LESSON: Let's leave the bed sheet ropes to people escaping from prisons, shall we? This is so unsafe that my blanket advice is to go climb with someone that knows what they're doing. But just for fun, here's why this is scenario is so bad. First, a chain of bed sheets is obviously not rated to catch falls, but supposing it didn't tear into pieces at the first sign of a load, you're still not out of the woods. Climbing ropes stretch to absorb impact in a fall. This is why you can take a 20-foot whipper and still have functioning organs. A static rope, which a bed sheet rope presumably is, does not stretch. This means a harsher drop for your climber, but more importantly, it means more force on the anchor and belayer. In a good toprope setup, the anchor provides friction, which keeps some force off the belayer. A pulley, on the other hand, provides very little friction. A real possibility in this scenario is that the climber falls, the belayer is pulled all the way up to the anchor, and the climber decks. Don't use bed sheets for climbing, and don't use pulleys for toprope anchors.


Photo: Dylan Kunkel

>>Witnessed this mess at Poke-O-Moonshine in the Adirondacks. The guy was belaying his presumed wife up the first pitch of Gamesmanship (5.8+). He had a block of cheese in one hand and Opinel knife in the other. The knife was pointed at him, and he was cutting toward himselfat least it wasn't toward the rope! Belay device was upside down, no eyes on the climber. The moment he put the knife down, she fell past her last three placements. She proceeded to explain that her foot slipped and it was very unexpected.—Dylan Kunkel, via email

LESSON: Repeat after me: No sharp objects near your climbing rope. Ever. This is such an important rule that rope manufacturers recommend you don't use scissors to open the packaging of a new rope. Your rope is your life line. You should take every precaution to keep it intact. This means extending protection and anchors to keep it from running over sharp edges, using a tarp to keep abrasive dirt out of the sheath when belaying, and keeping knives away from it, no matter how hungry you are. A rope under tension can be cut fairly easily. But even if you didn't care about your climber's safety, this scenario also presents significant danger to the belayer. Lead belayers experience fairly chaotic jolts during a fall. If you're holding a knife, you may not be happy with where it ends up after a catch. Beyond that, this belayer needs to relearn the basics. Always pay full attention to your climber. Most falls are unexpected.

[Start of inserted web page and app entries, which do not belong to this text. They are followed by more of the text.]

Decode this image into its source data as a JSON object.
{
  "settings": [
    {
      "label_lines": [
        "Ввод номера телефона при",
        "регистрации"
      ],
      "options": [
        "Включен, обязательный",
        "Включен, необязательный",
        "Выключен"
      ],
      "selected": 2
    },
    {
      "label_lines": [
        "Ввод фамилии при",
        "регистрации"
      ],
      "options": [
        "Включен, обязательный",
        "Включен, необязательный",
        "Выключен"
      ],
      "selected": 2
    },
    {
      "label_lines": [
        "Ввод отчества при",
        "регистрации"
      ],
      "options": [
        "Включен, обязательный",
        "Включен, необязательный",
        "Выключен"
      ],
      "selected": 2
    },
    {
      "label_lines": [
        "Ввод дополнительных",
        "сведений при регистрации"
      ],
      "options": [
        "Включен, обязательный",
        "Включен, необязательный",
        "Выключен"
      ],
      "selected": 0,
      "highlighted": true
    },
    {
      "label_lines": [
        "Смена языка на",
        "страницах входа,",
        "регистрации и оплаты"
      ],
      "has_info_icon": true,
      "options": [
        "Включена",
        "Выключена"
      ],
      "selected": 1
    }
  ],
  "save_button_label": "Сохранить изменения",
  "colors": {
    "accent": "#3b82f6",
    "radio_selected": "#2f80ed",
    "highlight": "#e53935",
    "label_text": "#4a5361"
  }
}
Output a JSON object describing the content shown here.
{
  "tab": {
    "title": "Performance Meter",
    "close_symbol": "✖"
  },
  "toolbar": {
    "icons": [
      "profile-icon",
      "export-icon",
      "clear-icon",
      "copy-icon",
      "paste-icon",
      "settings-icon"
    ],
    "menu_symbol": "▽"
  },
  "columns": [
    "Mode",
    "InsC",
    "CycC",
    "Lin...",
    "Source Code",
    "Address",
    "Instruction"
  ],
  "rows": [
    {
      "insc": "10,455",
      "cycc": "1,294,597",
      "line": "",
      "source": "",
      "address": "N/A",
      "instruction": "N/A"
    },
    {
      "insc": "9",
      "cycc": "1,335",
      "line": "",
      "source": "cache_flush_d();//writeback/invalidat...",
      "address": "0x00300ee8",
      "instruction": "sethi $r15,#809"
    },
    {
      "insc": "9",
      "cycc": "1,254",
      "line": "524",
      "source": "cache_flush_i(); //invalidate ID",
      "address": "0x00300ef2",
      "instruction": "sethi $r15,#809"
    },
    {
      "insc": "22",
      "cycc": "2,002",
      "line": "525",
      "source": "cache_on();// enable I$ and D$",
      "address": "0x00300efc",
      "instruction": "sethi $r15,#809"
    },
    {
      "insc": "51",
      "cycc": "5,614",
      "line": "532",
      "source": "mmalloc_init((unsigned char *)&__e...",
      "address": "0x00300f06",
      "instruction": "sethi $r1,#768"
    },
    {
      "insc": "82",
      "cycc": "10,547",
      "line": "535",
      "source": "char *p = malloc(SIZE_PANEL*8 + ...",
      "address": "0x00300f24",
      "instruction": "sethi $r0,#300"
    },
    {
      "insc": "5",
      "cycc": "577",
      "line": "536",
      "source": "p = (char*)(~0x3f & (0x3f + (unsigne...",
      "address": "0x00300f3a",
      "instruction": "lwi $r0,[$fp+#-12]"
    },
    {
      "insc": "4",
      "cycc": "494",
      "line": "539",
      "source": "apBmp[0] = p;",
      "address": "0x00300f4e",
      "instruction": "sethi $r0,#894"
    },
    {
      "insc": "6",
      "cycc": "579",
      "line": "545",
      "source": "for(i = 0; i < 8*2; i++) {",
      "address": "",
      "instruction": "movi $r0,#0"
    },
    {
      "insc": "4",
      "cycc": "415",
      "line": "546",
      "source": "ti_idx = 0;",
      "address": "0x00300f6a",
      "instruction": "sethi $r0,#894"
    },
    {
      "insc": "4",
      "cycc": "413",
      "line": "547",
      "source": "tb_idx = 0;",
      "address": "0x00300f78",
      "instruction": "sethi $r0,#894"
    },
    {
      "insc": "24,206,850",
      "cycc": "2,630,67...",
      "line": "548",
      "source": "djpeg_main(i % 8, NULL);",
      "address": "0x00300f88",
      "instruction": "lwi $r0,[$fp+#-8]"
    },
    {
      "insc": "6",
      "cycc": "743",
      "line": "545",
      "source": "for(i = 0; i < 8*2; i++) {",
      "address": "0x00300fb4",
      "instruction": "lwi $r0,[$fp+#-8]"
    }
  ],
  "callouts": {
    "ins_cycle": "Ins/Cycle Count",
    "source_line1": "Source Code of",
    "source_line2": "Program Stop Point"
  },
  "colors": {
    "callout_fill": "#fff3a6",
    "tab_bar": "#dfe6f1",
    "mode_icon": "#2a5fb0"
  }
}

See something unbelayvable? Tell us in the comments and your story could be featured in a future edition online or in print. Got an unbelayvable photo? Send it to unbelayvable@climbing.com.